◆ WHAT IS BEING ASKED ◆
Whenever a line in the data holds the string "title", copy that line.

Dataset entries
_____

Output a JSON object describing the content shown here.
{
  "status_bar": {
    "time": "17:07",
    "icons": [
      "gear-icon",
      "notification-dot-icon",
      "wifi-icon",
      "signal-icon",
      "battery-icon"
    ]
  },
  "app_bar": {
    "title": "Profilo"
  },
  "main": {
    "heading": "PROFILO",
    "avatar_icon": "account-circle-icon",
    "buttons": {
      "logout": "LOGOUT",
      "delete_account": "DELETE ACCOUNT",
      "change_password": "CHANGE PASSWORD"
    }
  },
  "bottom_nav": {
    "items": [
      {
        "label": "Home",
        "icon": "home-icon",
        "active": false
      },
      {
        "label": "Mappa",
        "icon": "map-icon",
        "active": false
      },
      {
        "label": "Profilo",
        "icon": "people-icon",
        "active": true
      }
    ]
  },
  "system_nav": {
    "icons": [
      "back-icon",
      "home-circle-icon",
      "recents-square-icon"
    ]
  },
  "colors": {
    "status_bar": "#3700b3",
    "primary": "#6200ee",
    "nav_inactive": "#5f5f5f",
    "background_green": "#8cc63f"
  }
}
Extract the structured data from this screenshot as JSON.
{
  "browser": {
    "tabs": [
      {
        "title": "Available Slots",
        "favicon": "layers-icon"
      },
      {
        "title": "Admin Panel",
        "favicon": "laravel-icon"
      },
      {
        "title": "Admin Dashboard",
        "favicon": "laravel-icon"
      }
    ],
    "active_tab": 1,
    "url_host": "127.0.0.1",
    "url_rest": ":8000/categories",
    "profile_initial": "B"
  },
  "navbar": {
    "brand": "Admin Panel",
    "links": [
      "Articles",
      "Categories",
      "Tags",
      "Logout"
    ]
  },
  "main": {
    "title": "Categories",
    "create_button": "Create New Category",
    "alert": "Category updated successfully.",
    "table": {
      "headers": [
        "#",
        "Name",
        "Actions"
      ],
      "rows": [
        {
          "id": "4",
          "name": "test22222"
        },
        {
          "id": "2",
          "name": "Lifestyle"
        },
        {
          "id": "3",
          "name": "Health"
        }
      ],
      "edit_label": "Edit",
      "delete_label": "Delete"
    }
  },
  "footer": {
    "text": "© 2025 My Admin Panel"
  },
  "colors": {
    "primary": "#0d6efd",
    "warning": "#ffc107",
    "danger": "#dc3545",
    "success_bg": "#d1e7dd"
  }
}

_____

◆ WRITTEN ANSWER ◆
    "title": "Profilo"
        "title": "Available Slots",
        "title": "Admin Panel",
        "title": "Admin Dashboard",
    "title": "Categories",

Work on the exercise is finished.